**INSTRUCTIONS FOR THE TASK**
Without omitting anything, copy every entry word for word.

**RECORDS SUPPLIED**
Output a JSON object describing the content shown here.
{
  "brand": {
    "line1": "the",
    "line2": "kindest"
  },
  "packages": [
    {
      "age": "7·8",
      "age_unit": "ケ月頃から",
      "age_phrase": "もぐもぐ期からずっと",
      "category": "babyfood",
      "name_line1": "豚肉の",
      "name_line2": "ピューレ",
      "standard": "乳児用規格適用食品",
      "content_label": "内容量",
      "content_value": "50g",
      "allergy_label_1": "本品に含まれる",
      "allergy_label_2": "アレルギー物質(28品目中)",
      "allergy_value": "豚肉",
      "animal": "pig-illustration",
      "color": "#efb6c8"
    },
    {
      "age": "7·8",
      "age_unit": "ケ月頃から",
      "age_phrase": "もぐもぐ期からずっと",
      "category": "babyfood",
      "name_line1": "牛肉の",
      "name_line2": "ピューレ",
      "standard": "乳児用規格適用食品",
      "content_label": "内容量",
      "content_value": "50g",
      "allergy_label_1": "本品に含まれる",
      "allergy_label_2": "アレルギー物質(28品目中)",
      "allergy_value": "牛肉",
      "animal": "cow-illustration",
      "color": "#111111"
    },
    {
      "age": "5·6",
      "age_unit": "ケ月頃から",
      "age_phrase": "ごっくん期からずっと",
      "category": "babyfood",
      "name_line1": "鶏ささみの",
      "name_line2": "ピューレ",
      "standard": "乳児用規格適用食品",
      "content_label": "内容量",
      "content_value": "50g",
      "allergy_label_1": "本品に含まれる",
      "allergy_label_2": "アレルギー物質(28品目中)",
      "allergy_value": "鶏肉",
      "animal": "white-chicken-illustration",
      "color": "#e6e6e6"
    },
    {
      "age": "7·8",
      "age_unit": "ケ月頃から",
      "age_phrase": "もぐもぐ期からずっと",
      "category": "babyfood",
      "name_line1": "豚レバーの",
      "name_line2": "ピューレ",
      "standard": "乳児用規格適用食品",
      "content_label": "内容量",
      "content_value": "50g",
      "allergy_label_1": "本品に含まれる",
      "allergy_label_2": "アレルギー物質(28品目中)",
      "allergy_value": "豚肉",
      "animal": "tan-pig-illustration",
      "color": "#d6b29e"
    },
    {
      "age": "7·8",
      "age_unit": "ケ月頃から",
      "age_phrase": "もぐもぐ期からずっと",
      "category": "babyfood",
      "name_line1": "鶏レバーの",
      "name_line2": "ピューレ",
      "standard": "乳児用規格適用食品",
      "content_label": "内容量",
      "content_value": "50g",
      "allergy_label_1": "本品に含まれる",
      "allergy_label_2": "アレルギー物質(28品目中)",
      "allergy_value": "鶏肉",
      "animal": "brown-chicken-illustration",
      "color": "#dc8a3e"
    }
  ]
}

**TASK SOLUTION**
Output a JSON object describing the content shown here.
{
  "brand": {
    "line1": "the",
    "line2": "kindest"
  },
  "packages": [
    {
      "age": "7·8",
      "age_unit": "ケ月頃から",
      "age_phrase": "もぐもぐ期からずっと",
      "category": "babyfood",
      "name_line1": "豚肉の",
      "name_line2": "ピューレ",
      "standard": "乳児用規格適用食品",
      "content_label": "内容量",
      "content_value": "50g",
      "allergy_label_1": "本品に含まれる",
      "allergy_label_2": "アレルギー物質(28品目中)",
      "allergy_value": "豚肉",
      "animal": "pig-illustration",
      "color": "#efb6c8"
    },
    {
      "age": "7·8",
      "age_unit": "ケ月頃から",
      "age_phrase": "もぐもぐ期からずっと",
      "category": "babyfood",
      "name_line1": "牛肉の",
      "name_line2": "ピューレ",
      "standard": "乳児用規格適用食品",
      "content_label": "内容量",
      "content_value": "50g",
      "allergy_label_1": "本品に含まれる",
      "allergy_label_2": "アレルギー物質(28品目中)",
      "allergy_value": "牛肉",
      "animal": "cow-illustration",
      "color": "#111111"
    },
    {
      "age": "5·6",
      "age_unit": "ケ月頃から",
      "age_phrase": "ごっくん期からずっと",
      "category": "babyfood",
      "name_line1": "鶏ささみの",
      "name_line2": "ピューレ",
      "standard": "乳児用規格適用食品",
      "content_label": "内容量",
      "content_value": "50g",
      "allergy_label_1": "本品に含まれる",
      "allergy_label_2": "アレルギー物質(28品目中)",
      "allergy_value": "鶏肉",
      "animal": "white-chicken-illustration",
      "color": "#e6e6e6"
    },
    {
      "age": "7·8",
      "age_unit": "ケ月頃から",
      "age_phrase": "もぐもぐ期からずっと",
      "category": "babyfood",
      "name_line1": "豚レバーの",
      "name_line2": "ピューレ",
      "standard": "乳児用規格適用食品",
      "content_label": "内容量",
      "content_value": "50g",
      "allergy_label_1": "本品に含まれる",
      "allergy_label_2": "アレルギー物質(28品目中)",
      "allergy_value": "豚肉",
      "animal": "tan-pig-illustration",
      "color": "#d6b29e"
    },
    {
      "age": "7·8",
      "age_unit": "ケ月頃から",
      "age_phrase": "もぐもぐ期からずっと",
      "category": "babyfood",
      "name_line1": "鶏レバーの",
      "name_line2": "ピューレ",
      "standard": "乳児用規格適用食品",
      "content_label": "内容量",
      "content_value": "50g",
      "allergy_label_1": "本品に含まれる",
      "allergy_label_2": "アレルギー物質(28品目中)",
      "allergy_value": "鶏肉",
      "animal": "brown-chicken-illustration",
      "color": "#dc8a3e"
    }
  ]
}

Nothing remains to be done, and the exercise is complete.